"Of course it's a very complex and confused scene, and a confused series of events, so it's important that we first of all make sure that there is no one else outstanding.

"We don't believe there is but we must make absolutely certain ... and as I said we have a very large investigation ongoing and we will be seeking to establish whether anyone else was working with or assisting in any way, or helping in the planning of this attack in the way that you would expect.

"So at the moment we believe there were three attackers and we believe they are dead."

Image taken by Gabriele Sciotto shows two of the assailants after they were shot by police

The official terror threat level in the UK is currently at severe, the second highest category.

Commissioner Dick said authorities are already at a "very high level of alertness".

She said: "Severe means that an attack is highly likely, and the threat level was at severe.

"So, we were prepared potentially for an incident as we have been for some considerable time. The threat level is a matter, as you know, for the independent JTAC, the terrorism analysis centre, and they take a whole range of factors into account in setting the threat level.

In my view, we responded extremely well to this ghastly, ghastly incident.

"I can tell you that we will be doing absolutely everything in our power to try to stop such horrendous attack as this.

"We will be working with the government, and with our colleagues in the intelligence services to do so."

Political parties suspend election campaigns

The main political parties have all suspended their general election campaigns in the aftermath of the attack.

The UK goes to the polls on 8 June.

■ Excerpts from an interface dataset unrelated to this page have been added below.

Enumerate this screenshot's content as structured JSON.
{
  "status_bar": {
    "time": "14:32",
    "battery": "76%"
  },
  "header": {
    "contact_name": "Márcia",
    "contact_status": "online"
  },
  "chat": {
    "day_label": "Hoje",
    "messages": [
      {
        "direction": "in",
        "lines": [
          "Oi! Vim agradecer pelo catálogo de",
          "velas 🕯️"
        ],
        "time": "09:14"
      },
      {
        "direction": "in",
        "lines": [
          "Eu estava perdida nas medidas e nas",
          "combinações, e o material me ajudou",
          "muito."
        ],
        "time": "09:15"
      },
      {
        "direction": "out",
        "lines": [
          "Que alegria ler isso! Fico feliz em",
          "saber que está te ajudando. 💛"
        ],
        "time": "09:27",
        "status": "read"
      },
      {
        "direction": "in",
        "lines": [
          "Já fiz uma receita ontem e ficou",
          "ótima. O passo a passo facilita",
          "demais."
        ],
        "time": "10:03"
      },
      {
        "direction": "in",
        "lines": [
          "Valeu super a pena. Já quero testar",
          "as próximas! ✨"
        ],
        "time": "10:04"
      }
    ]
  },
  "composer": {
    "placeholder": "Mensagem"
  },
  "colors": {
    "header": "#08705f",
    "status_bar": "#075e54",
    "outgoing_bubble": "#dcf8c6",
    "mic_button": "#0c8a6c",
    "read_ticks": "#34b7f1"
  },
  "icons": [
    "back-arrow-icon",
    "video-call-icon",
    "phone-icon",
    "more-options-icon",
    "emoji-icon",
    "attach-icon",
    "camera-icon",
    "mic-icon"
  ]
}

It is the second time that campaigning has been suspended. It was suspended for three days after the Manchester attack on 22 May.

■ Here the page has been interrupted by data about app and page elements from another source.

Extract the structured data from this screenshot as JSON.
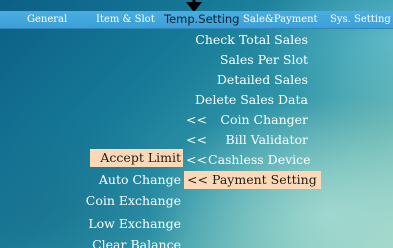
{
  "tabs": [
    {
      "label": "General"
    },
    {
      "label": "Item & Slot"
    },
    {
      "label": "Temp.Setting"
    },
    {
      "label": "Sale&Payment"
    },
    {
      "label": "Sys. Setting"
    }
  ],
  "active_tab": "Temp.Setting",
  "selected_tab": "Sale&Payment",
  "sale_payment_menu": {
    "check_total_sales": "Check Total Sales",
    "sales_per_slot": "Sales Per Slot",
    "detailed_sales": "Detailed Sales",
    "delete_sales_data": "Delete Sales Data",
    "coin_changer": "Coin Changer",
    "bill_validator": "Bill Validator",
    "cashless_device": "Cashless Device",
    "payment_setting": "Payment Setting",
    "submenu_marker": "<<"
  },
  "payment_setting_submenu": {
    "accept_limit": "Accept Limit",
    "auto_change": "Auto Change",
    "coin_exchange": "Coin Exchange",
    "low_exchange": "Low Exchange",
    "clear_balance": "Clear Balance"
  },
  "highlighted_items": [
    "Accept Limit",
    "Payment Setting"
  ]
}
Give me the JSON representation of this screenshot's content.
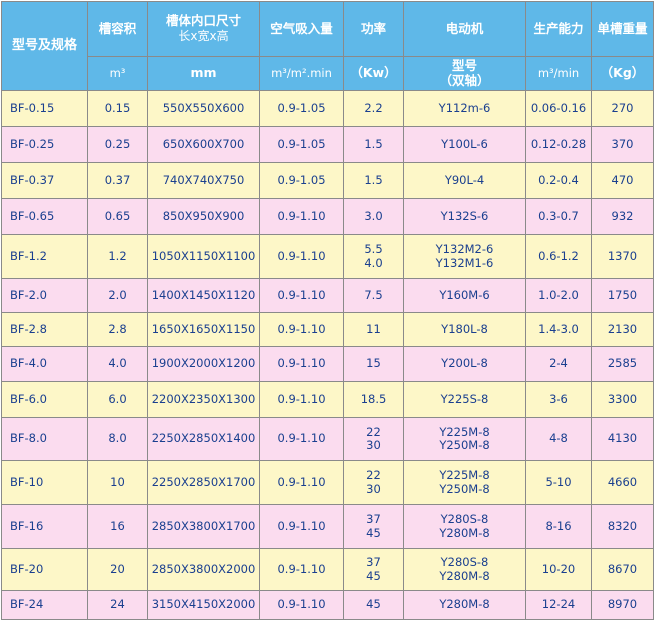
{
  "header": {
    "model": "型号及规格",
    "volume": "槽容积",
    "volume_unit": "m³",
    "size": "槽体内口尺寸",
    "size_sub": "长x宽x高",
    "size_unit": "mm",
    "air": "空气吸入量",
    "air_unit": "m³/m².min",
    "power": "功率",
    "power_unit": "（Kw）",
    "motor": "电动机",
    "motor_sub": "型号\n（双轴）",
    "capacity": "生产能力",
    "capacity_unit": "m³/min",
    "weight": "单槽重量",
    "weight_unit": "（Kg）"
  },
  "rows": [
    {
      "model": "BF-0.15",
      "volume": "0.15",
      "size": "550X550X600",
      "air": "0.9-1.05",
      "power": "2.2",
      "motor": "Y112m-6",
      "capacity": "0.06-0.16",
      "weight": "270"
    },
    {
      "model": "BF-0.25",
      "volume": "0.25",
      "size": "650X600X700",
      "air": "0.9-1.05",
      "power": "1.5",
      "motor": "Y100L-6",
      "capacity": "0.12-0.28",
      "weight": "370"
    },
    {
      "model": "BF-0.37",
      "volume": "0.37",
      "size": "740X740X750",
      "air": "0.9-1.05",
      "power": "1.5",
      "motor": "Y90L-4",
      "capacity": "0.2-0.4",
      "weight": "470"
    },
    {
      "model": "BF-0.65",
      "volume": "0.65",
      "size": "850X950X900",
      "air": "0.9-1.10",
      "power": "3.0",
      "motor": "Y132S-6",
      "capacity": "0.3-0.7",
      "weight": "932"
    },
    {
      "model": "BF-1.2",
      "volume": "1.2",
      "size": "1050X1150X1100",
      "air": "0.9-1.10",
      "power": "5.5\n4.0",
      "motor": "Y132M2-6\nY132M1-6",
      "capacity": "0.6-1.2",
      "weight": "1370"
    },
    {
      "model": "BF-2.0",
      "volume": "2.0",
      "size": "1400X1450X1120",
      "air": "0.9-1.10",
      "power": "7.5",
      "motor": "Y160M-6",
      "capacity": "1.0-2.0",
      "weight": "1750"
    },
    {
      "model": "BF-2.8",
      "volume": "2.8",
      "size": "1650X1650X1150",
      "air": "0.9-1.10",
      "power": "11",
      "motor": "Y180L-8",
      "capacity": "1.4-3.0",
      "weight": "2130"
    },
    {
      "model": "BF-4.0",
      "volume": "4.0",
      "size": "1900X2000X1200",
      "air": "0.9-1.10",
      "power": "15",
      "motor": "Y200L-8",
      "capacity": "2-4",
      "weight": "2585"
    },
    {
      "model": "BF-6.0",
      "volume": "6.0",
      "size": "2200X2350X1300",
      "air": "0.9-1.10",
      "power": "18.5",
      "motor": "Y225S-8",
      "capacity": "3-6",
      "weight": "3300"
    },
    {
      "model": "BF-8.0",
      "volume": "8.0",
      "size": "2250X2850X1400",
      "air": "0.9-1.10",
      "power": "22\n30",
      "motor": "Y225M-8\nY250M-8",
      "capacity": "4-8",
      "weight": "4130"
    },
    {
      "model": "BF-10",
      "volume": "10",
      "size": "2250X2850X1700",
      "air": "0.9-1.10",
      "power": "22\n30",
      "motor": "Y225M-8\nY250M-8",
      "capacity": "5-10",
      "weight": "4660"
    },
    {
      "model": "BF-16",
      "volume": "16",
      "size": "2850X3800X1700",
      "air": "0.9-1.10",
      "power": "37\n45",
      "motor": "Y280S-8\nY280M-8",
      "capacity": "8-16",
      "weight": "8320"
    },
    {
      "model": "BF-20",
      "volume": "20",
      "size": "2850X3800X2000",
      "air": "0.9-1.10",
      "power": "37\n45",
      "motor": "Y280S-8\nY280M-8",
      "capacity": "10-20",
      "weight": "8670"
    },
    {
      "model": "BF-24",
      "volume": "24",
      "size": "3150X4150X2000",
      "air": "0.9-1.10",
      "power": "45",
      "motor": "Y280M-8",
      "capacity": "12-24",
      "weight": "8970"
    }
  ]
}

The Joint Terrorism Analysis Centre moved the terror threat up to 'critical' following the Manchester bomb, triggering heightened security measures including the deployment of military personnel to support police under Operation Temperer.

The threat level was last weekend lowered to the second highest category of 'severe'.

The attack has received widespread condemnation from political leaders, with London mayor Sadiq Khan calling it "deliberate and cowardly".

He said: "This was a deliberate and cowardly attack on innocent Londoners and visitors to our city enjoying their Saturday night.

I condemn it in the strongest possible terms. There is no justification whatsoever for such barbaric acts.

Mrs May said: "Our thoughts are with those who are caught up in these dreadful events."

The government's Cobra emergency committee met today, Downing Street said.

Scotland's First Minister Nicola Sturgeon said: "Following the horrific terrorist attack in the centre of London last night, we are working closely with the UK government and Police Scotland to monitor the situation. Later today I will chair a meeting of the Scottish Government's Resilience Committee.

"My thoughts are with the families and friends of those who have tragically lost their lives and with everyone who has been harmed or affected by these terrible incidents."